Most radical thinkers have grappled with frustration at the sheer potential and the corresponding disappointing reality that frames our way of life. The UK is one of the richest countries in the world, but today unemployment figures have gone up (with employment vacancies showing NO sign of improvement, regardless of what the government may claim) whilst EMA has been abolished and the NHS is decapitated. Considered in the context of £81bn cuts, where disabled people are seeing their welfare being cut by up to 20%, the political potential and reality are at a point of rather extreme disjuncture.
Some claim that all EMA is for is so students can go down town, get drunk and have a kebab. Whilst this may be true for some, I could never rule the event out entirely, this is certainly not true for the majority. The £30 is branded around, but we must not forget that EMA has three levels of payment at £10, £20 and £30 a week. Consider the findings that 7 out of 10 poor students would drop out of education (most likely onto benefits – hardly a ‘cost’ saving, nor should it be judged in such terms). Oh and of course, the protests occurring across the country aren’t given a moments thought or reflection. Our political system doesn’t give those affected the public space to voice their expression and argument.

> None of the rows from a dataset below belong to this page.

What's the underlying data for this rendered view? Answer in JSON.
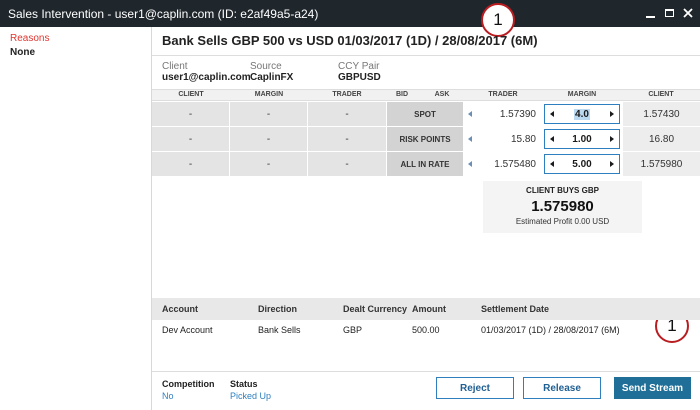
{
  "window": {
    "title": "Sales Intervention - user1@caplin.com (ID: e2af49a5-a24)"
  },
  "callouts": [
    "1",
    "1"
  ],
  "sidebar": {
    "heading": "Reasons",
    "value": "None"
  },
  "header": {
    "title": "Bank Sells GBP 500 vs USD 01/03/2017 (1D) / 28/08/2017 (6M)"
  },
  "meta": {
    "client_label": "Client",
    "client_value": "user1@caplin.com",
    "source_label": "Source",
    "source_value": "CaplinFX",
    "ccy_label": "CCY Pair",
    "ccy_value": "GBPUSD"
  },
  "grid": {
    "headers": {
      "client_left": "CLIENT",
      "margin_left": "MARGIN",
      "trader_left": "TRADER",
      "bid": "BID",
      "ask": "ASK",
      "trader_right": "TRADER",
      "margin_right": "MARGIN",
      "client_right": "CLIENT"
    },
    "rows": [
      {
        "left_client": "-",
        "left_margin": "-",
        "left_trader": "-",
        "label": "SPOT",
        "trader": "1.57390",
        "margin": "4.0",
        "client": "1.57430"
      },
      {
        "left_client": "-",
        "left_margin": "-",
        "left_trader": "-",
        "label": "RISK POINTS",
        "trader": "15.80",
        "margin": "1.00",
        "client": "16.80"
      },
      {
        "left_client": "-",
        "left_margin": "-",
        "left_trader": "-",
        "label": "ALL IN RATE",
        "trader": "1.575480",
        "margin": "5.00",
        "client": "1.575980"
      }
    ]
  },
  "summary": {
    "title": "CLIENT BUYS GBP",
    "rate": "1.575980",
    "profit": "Estimated Profit 0.00 USD"
  },
  "deal": {
    "headers": {
      "account": "Account",
      "direction": "Direction",
      "dealt_currency": "Dealt Currency",
      "amount": "Amount",
      "settlement": "Settlement Date"
    },
    "row": {
      "account": "Dev Account",
      "direction": "Bank Sells",
      "dealt_currency": "GBP",
      "amount": "500.00",
      "settlement": "01/03/2017 (1D) / 28/08/2017 (6M)"
    }
  },
  "footer": {
    "competition_label": "Competition",
    "competition_value": "No",
    "status_label": "Status",
    "status_value": "Picked Up",
    "reject_label": "Reject",
    "release_label": "Release",
    "send_label": "Send Stream"
  },
  "colors": {
    "titlebar": "#1f262c",
    "accent": "#2f7fbf",
    "primary_button": "#1f6f98",
    "reasons_heading": "#e2342e",
    "callout_ring": "#b91d21"
  }
}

Instead, hegemonic mechanisms are employed by the state, with the police controlling public boundaries and confining protesters to limited areas so they can protest in ‘silence’. Dissent is rarely given much consideration in our political system, it is cast away as some threat to the political protocols and ‘stabilises’ that maintain the supposed consensus. The consensus that sees the LibDems vote like lambs; even supposedly avid Save EMA campaigner Simon Hughes voted with the government. Times are sad when politicians such as Simon Hughes can be coerced into being silenced, into turning his back on his achievements and the respect he has amounted as a politician over the years.
As always, I cannot help but mention the wonders of Murray Bookchin. It is useful to reflect on a piece I read of his earlier on relativism and it’s nihilistic problematic features that threaten to undermine objective potentials where people can live in cooperation, freedom and self-confidence with a better distribution of material resources. Where the enviroment isn’t exploited, but is rather treated with care and respect for the diversity and potential the natural word has. Bookchin has his own visions of potential reality, but what he was disturbed by at the end of his career was the growing individualistic uncompassionate barbaric attitudes of political actors. This is well expressed by the current coalition government.
The government is acting without care, without consideration of the despair they are reducing so many people to. Their argument that these cuts are ‘necessary’ is hardly going to help those who lose their job, potentially their home and what they knew as their life. And what makes this situation even more disturbing is the actual potential for a different action plan; one where the government realises it doesn’t need to cut, cut, cut. The current ‘plan’ makes no sense as jobs fall, unemployment rises, welfare goes up, demand decreases, inflation goes up and wages go down (to account for the falling rate of profit) helping create a problematic spiral. Instead, investment with sustainable concern is required. Currently, by and large, people see growth as the answer; however, if this continues the economic, political and social problems will remain and keep returning in booms and busts. Investment but with a restructuring of the economy is required for a sustainable zero-growth economy.
The potential is far from our existing reality. Bookchin came to the conclusion that he wouldn’t see the potential for society actualised; it is not a guarantee we ever will. Therefore, it is important to continue to build and fight against the regressive actions of the government, as without counter-action, the reality becomes more bitter by the second.